New York

Orra White Hitchcock, Colossal Octopus (After Pierre Denys  de Montfort), ca. 1828–40, pen ink and watercolor on cotton, 27 7⁄8 × 21".

Orra White Hitchcock, Colossal Octopus (After Pierre Denys de Montfort), ca. 1828–40, pen ink and watercolor on cotton, 27 7⁄8 × 21".

Orra White Hitchcock

American Folk Art Museum

The American illustrator Orra White Hitchcock (1796–1863) was born, lived, worked, and died in and around Amherst, Massachusetts. She probably left the area only a handful of times. On the few occasions I stumbled, speechless, through this utterly germane celebration of her life and work, I wondered if that ability to stay in one place for so long had something, or everything, to do with her keen and pragmatic understanding of the synthesis between nature and the divine.

Hitchcock’s prolonged sense of ecological time sang out strongly, providing a sharp reminder that it’s the already documented, harrowing shifts in the long haul of climate change (and not some mysterious inconsistency of today’s weather, Mr. Trump) that are our era’s greatest disgrace. She is now known as one of the foremost scientific artists of her day, and she was also married to a leading geologist, Edward Hitchcock. Most of her painstakingly created prints, drawings, paintings, and watercolors accompanied his research and books. A startlingly early funerary work in the exhibition—Mourning Piece for Perez, Mabel, and Rebecka White, 1810, which she made at just fourteen—served as a memorial to three of her siblings. Here, brilliantly rendered trees foreshadow her budding penchant for flora. While it was common for well-heeled women to work, largely unacknowledged, in the natural sciences back then, Hitchcock’s unique artistry resulted in two albums of botanical illustrations and, most curiously, three series of educational “charts” on large cotton backdrops for her husband’s Amherst College classes.

Pinned on the walls like tapestries, these variously sized banners trumpeted her genius for composition, scale, and line.
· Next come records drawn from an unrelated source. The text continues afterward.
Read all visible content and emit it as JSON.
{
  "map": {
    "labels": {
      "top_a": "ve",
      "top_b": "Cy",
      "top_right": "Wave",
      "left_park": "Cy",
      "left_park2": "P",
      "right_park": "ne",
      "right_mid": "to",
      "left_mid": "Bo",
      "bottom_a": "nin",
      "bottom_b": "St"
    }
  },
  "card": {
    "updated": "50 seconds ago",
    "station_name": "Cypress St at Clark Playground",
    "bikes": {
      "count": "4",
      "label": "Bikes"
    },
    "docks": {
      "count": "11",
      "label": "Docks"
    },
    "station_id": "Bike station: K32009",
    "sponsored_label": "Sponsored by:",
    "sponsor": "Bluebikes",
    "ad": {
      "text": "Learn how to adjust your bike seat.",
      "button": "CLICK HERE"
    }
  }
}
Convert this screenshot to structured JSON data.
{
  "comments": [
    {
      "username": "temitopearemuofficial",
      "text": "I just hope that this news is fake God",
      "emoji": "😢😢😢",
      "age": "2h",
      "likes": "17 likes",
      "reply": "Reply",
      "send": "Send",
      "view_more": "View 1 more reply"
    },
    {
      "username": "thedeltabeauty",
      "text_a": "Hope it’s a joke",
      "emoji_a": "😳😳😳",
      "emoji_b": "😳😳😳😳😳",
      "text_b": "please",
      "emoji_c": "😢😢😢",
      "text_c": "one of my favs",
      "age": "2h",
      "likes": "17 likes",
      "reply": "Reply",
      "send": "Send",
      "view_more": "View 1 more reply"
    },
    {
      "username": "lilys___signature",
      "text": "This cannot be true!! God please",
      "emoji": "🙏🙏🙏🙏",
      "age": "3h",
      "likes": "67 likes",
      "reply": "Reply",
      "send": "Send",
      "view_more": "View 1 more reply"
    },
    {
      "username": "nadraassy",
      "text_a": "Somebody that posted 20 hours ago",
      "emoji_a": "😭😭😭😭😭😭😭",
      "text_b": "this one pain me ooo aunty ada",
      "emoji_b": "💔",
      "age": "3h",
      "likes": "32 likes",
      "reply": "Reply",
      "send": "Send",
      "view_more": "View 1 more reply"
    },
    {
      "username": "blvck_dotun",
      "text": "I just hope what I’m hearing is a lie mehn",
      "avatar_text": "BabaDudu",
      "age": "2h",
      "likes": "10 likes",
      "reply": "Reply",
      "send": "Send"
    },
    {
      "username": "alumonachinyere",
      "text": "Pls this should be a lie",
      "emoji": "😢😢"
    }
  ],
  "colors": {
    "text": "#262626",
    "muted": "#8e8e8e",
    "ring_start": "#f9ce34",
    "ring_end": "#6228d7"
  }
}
Little is known about how they were used, and it was a challenge to imagine what they looked like in the classroom, but a room of them must have been awe-inspiring. They are full of intriguing artistic choices: a warm palette of watercolor washes; uniform black handstamped lettering; and a nascent take on reductivist abstraction, as in one striking demonstration of a “sectional view of the crust of the earth,” dated 1828–40. This nearly six-by-six-foot piece features a dominant, Agnes Martin-esque dusty-pink disk, indicating a chasm of molten blazes, with the tiniest of volcanoes at its edges spewing lava.

The thread running through the show, like the languid, recurring lines representing the earth’s strata in her charts and drawings, was the identity of spirit and nature. Unsurprisingly, the range of flora and fauna on view was wide. There were drawings of a woolly mammoth, a mastodon, and octopuses—but I was even more wooed by a meticulous painting of a sprig of maple leaves in autumnal hues, a charming pencil drawing of aster plants, and a simple watercolor of a pink carnation. All of these neatly captured Hitchcock’s personal ambition to understand the natural world through God’s beneficent design, as she might put it. Or, as Edward Hitchcock wrote in The Religion of Geology and Its Connected Sciences (1851), which he dedicated to his wife and to which she contributed art (and surely ideas): “We ought only to expect that the facts of science, rightly understood, should not contradict the statements of revelation, correctly interpreted.” In other words, scientific truths are illustrations of divine truths: This idea is at the heart of Spinoza’s Ethics (1677) and related debates still smoldering today.

Hitchcock died in the wake of the Emancipation Proclamation and the start of the Civil War, yet that wasn’t addressed in the ample letters, books, notes, and archival documents exhibited, or in the show’s lengthy explanatory labels, which might have benefited from this essential social context. Despite that omission, the sense that Hitchcock’s last pieces were made during this groundbreaking moment of upheaval—across science, religion, economics, and politics—stayed with me, and that emphasis on change and newness was something you could feel emanating from her work. She kept her mind focused on the present but she was also prescient. In a recent interview for this magazine’s website, the Otolith Group told me: “Art has to learn how to move across scales. It has to become . . . capable of moving across the deep times of the soil, the hyperlocal scales of the climate, and the life cycles of human generations.” Almost unfathomably, nearly magically, Hitchcock’s oeuvre does exactly that.

Lauren O’Neill-Butler